“There is a price to be paid for every increase in consciousness. We cannot be more sensitive to pleasure without being more sensitive to pain.” ~ Alan Watts
I sat on the floor of his balcony, lit a smoke, and admired the city lights.
He spoke to his brother on the phone inside. I’m not sure what I was doing there.
I’d known this man for about six months and had spent several hours in his company, but he was little more than a stranger to me in several ways. Our relationship had inched forward over the course of half a year, only slightly and ever so cautiously progressing, each of us revealing only a tiny bit more with every hour spent together.
That night, I’d forced a difficult conversation about whether we should continue seeing each other.
Things had felt “off” recently (maybe from the very start if I had only been honest with myself). He assured me that he was invested and wanted to see where it went. From an objective standpoint, his words were just what I wanted to hear. Having a history of either deep and complicated or shallow and unfulfilling relationships, I would immediately enter a state of anxiety-ridden turmoil when I felt uncertain, unloved, or unwanted.
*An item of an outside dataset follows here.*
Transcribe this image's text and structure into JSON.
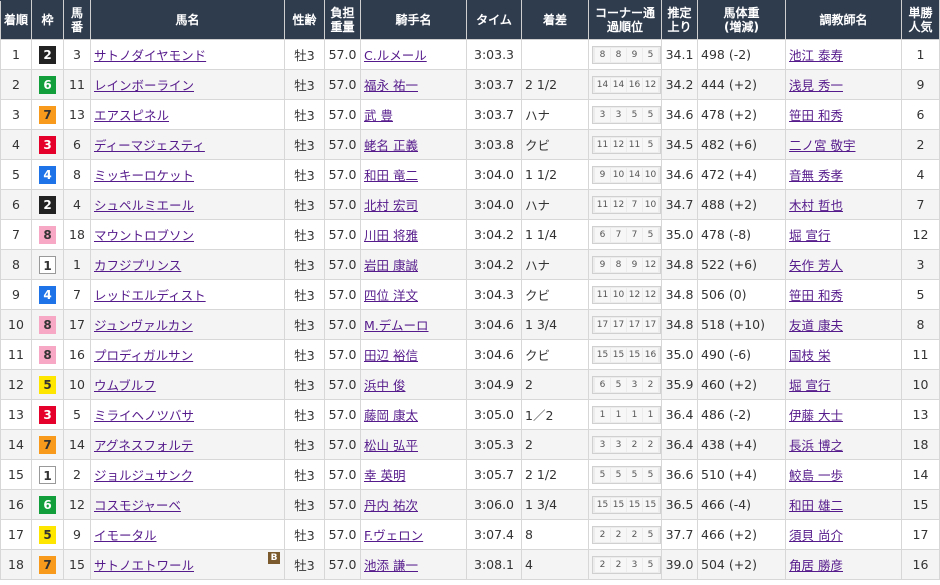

But his words, impeccable for the moment, calmed me down almost instantly.
That wasn’t something I was used to. Being quite smitten with this man for several months now, I confessed my feelings for him, informing him that I hadn’t felt what I felt for him in a very long time. He responded with “that’s a good thing.”
Once our conversation had ended, he left the room to make a call, leaving me feeling more vulnerable than I had in a long time.
I had just made a bid for this man’s affection while he had, I had rationalised in the moment, responded and dealt with the situation in an extremely mature and healthy manner. In my head, I told myself I should feel reassured. He was saying all the right things after all. But being the highly intuitive and sensitive person that I am, my body knew otherwise.
I felt an instant need to numb and sat on the floor lighting up. As I inhaled, I subconsciously knew that this relationship would only bring me pain. I looked out at the world and shuddered at how painful life could sometimes be—the scary part being that I hadn’t even yet experienced some of the most painful things.
I hadn’t lost a parent, a sibling, or a friend. I hadn’t known hunger or poverty or homelessness. I hadn’t lost a job or not been able to find a constant source of income. I hadn’t gotten divorced or experienced true betrayal. I hadn’t undergone a serious medical condition and neither had anyone close to me. I hadn’t experienced addiction to drugs or gambling or abuse. I hadn’t been mistreated or preyed on as a child or a woman. All real possibilities. I recoiled at the thought of them.
I had been deeply hurt (by others but potentially just by myself—by my own insecurities and the stories I told myself). But overall, I had lived a largely sheltered and supported life. I, therefore, didn’t even know the depth of despair one could feel, but yet in that moment, I glimpsed down this deep abyss, fully aware that I had only scathed its surface.
What I felt in that moment (fueled by having just unknowingly experienced a hint of unrequited love) was that life was hard. That I, like almost everyone else on this planet, would experience profound loss and pain. That I (like everyone else) would lose both of my parents at some point in time, and that would be terrifyingly devastating. That I would love (as I just had) and may not have it reciprocated. That I may lose a job or lose all of my savings or worse still, lose direction or meaning. That I may lose a child or not be able to carry one. That I may be left behind and cease to be loved or cared for by someone close to me. That essentially, like I was currently hurting, it was only inevitable that I would hurt more. But also that it wouldn’t just be me, but every other human being. And that was scary.
Why did life have to be so incredibly painful?
The man I was hopelessly infatuated with returned to the room. I had already been vulnerable enough and decided not to share my anxious thoughts. Instead, I curdled up against him, as yet another means to escape. It didn’t work and I spent the rest of the night staring at his ceiling, repeating the words he had said to me in a desperate attempt to counteract the uneasiness I felt. I wanted his words to be true, not what I actually knew and felt about the situation.
A few weeks later, our relationship ended. I had to finally accept that this man was not yet capable of entering a deep and meaningful relationship—something he would finally admit; something I knew all along, and a powerful reminder to trust my intuition.
That wasn’t however my biggest lesson from the experience. What actually came to me in a moment of profound clarity was that I had no reason to fear pain (of the kind I had just felt or any other kind). That pain, if viewed differently, was in fact rather beautiful. That life was not actually (or did not have to be) as painful as I thought it was going to be.
As perfectly encapsulated by Alan Watts:
“To remain stable is to refrain from trying to separate yourself from pain because you know that you cannot. Running away from fear is fear, fighting pain is pain, trying to be brave is being scared. If the mind is in pain, the mind is pain. The thinker has no other form than his thought. There is no escape. But so long as you are not aware of the inseparability of thinker and thought, you will try to escape.”
Any experience, then, if not necessarily in the exact moment in which it is taking place, but perhaps in a later moment of clarity, can be beautifully enlightening and transcendent.
What then do we really have to fear?